A federal agency estimates that the Haynesville and Bossier formations collectively contain more than quadruple the amount of natural gas thought to be in place in 2010 as well as 4 billion barrels (Bbbl) of conventional oil resources.
Collectively, the Bossier and Haynesville assessments outstrip estimates made earlier in the decade of the Marcellus and Utica shales, making it the largest continuous natural gas assessment the U.S. Geological Survey (USGS) has ever conducted.
New evaluations of the Bossier and Haynesville, including onshore, state waters and a portion of the U.S. Gulf Coast, estimate mean natural gas of 304.4 trillion cubic feet (Tcf) and NGL of 1.9 Bbbl, according to updated USGS assessments. The assessments are predictions of estimated undiscovered, technically recoverable resources.
A 2010 assessment of the Bossier and Haynesville formations examined Jurassic and Cretaceous rocks of the Gulf Coast. At that time, the Bossier was estimated to contain a mean of 9 Tcf of natural gas and the Haynesville 61.4 Tcf.
“It’s amazing what a little more knowledge can yield,” said USGS scientist Stan Paxton, lead author of the assessment. “Since the 2010 assessment, we’ve gotten updated geologic maps, expanded production history and have a greater understanding of how these reservoirs evolved. All of that leads to a better geological model and therefore a more robust assessment.”
In 2011, the USGS estimated the Marcellus’ mean undiscovered natural gas resource of 84.2 Tcf and a mean undiscovered NGL resource of 3.4 Bbbl within the Appalachian Basin Province. In addition, a 2012 Utica assessment found it contained about a mean resource of 38 Tcf of undiscovered, technically recoverable natural gas.
A USGS spokesman said in an email that the agency is in the process of revisiting its Marcellus assessment but “our new estimate won’t be complete for at least a year.”
The Bossier and Haynesville have long been known to contain oil and gas, but it wasn’t until 2008 that production of the continuous resources got underway in East Texas and North Louisiana—the primary production areas for the two formations, USGS said.
The area fell out of favor with producers due to a plunge in commodity prices and an upswing in Marcellus production.
While in the long shadow of the Permian Basin, the Haynesville continues to gain traction among operators. The play has been reinvigorated by 2016 A&D activity; the April 10 IPO filing of a pure play Haynesville E&P; and proximity to LNG export terminals.

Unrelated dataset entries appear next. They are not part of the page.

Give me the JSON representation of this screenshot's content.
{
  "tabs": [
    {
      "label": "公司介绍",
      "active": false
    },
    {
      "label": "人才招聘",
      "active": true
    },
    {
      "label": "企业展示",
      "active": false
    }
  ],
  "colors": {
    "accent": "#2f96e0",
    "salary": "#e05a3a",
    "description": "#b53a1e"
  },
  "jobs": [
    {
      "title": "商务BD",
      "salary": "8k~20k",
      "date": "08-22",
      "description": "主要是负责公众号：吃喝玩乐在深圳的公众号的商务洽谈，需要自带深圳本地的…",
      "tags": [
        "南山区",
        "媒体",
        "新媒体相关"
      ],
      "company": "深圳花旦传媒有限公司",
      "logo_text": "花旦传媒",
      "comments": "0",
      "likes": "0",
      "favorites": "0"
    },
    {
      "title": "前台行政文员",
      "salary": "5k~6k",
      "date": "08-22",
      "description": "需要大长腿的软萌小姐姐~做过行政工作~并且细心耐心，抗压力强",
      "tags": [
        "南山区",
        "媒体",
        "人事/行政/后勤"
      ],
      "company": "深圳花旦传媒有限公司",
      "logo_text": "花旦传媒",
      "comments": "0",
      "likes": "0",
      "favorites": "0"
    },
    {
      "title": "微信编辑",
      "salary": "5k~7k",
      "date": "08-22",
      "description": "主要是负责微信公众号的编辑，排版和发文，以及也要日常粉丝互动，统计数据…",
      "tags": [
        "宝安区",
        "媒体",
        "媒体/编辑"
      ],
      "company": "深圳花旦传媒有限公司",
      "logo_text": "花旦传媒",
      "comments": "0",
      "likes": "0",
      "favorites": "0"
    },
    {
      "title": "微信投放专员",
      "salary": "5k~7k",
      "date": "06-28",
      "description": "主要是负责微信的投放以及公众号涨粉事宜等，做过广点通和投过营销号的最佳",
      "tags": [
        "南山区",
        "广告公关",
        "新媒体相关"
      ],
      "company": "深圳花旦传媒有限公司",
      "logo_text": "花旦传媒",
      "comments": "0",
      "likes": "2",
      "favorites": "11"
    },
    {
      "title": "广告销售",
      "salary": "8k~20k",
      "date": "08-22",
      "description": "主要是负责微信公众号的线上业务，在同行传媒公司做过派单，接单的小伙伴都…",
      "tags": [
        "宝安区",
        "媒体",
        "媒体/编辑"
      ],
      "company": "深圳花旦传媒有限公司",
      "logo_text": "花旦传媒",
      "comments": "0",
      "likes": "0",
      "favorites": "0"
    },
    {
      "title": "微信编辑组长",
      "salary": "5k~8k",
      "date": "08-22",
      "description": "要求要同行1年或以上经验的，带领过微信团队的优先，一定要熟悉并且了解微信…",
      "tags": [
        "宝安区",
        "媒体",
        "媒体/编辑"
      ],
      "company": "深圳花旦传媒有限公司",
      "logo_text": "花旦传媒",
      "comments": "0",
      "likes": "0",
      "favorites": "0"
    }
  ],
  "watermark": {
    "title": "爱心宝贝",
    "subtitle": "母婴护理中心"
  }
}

The Bossier and Haynesville formations lie within the Gulf Coast Basin, which extends from the Texas-Mexico border in the west to the Florida Panhandle in the east.
“As the USGS revisits many of the oil and gas basins of the United States, we continually find that technological revolutions of the past few years have truly been a game-changer in the amount of resources that are now technically recoverable," said Walter Guidroz, USGS program coordinator for the Energy Resources Program. “Changes in technology and industry practices, combined with an increased understanding of the regional geologic framework, can have a significant effect on what resources become technically recoverable.”
USGS assessments are probabilistic and statistic assessments, yielding a range of possible resource amounts.
Undiscovered resources are those that are estimated to exist based on geologic knowledge and statistical analysis of known resources, while technically recoverable resources are those that can be produced using currently available technology and industry practices. Whether a resource is profitable to produce is not been evaluated.
Continuous oil and gas is dispersed throughout a geologic formation rather than existing as discrete, localized occurrences, such as those in conventional accumulations. Because of that, continuous resources commonly require special technical drilling and recovery methods, such as hydraulic fracturing.
Darren Barbee can be reached at firstname.lastname@example.org.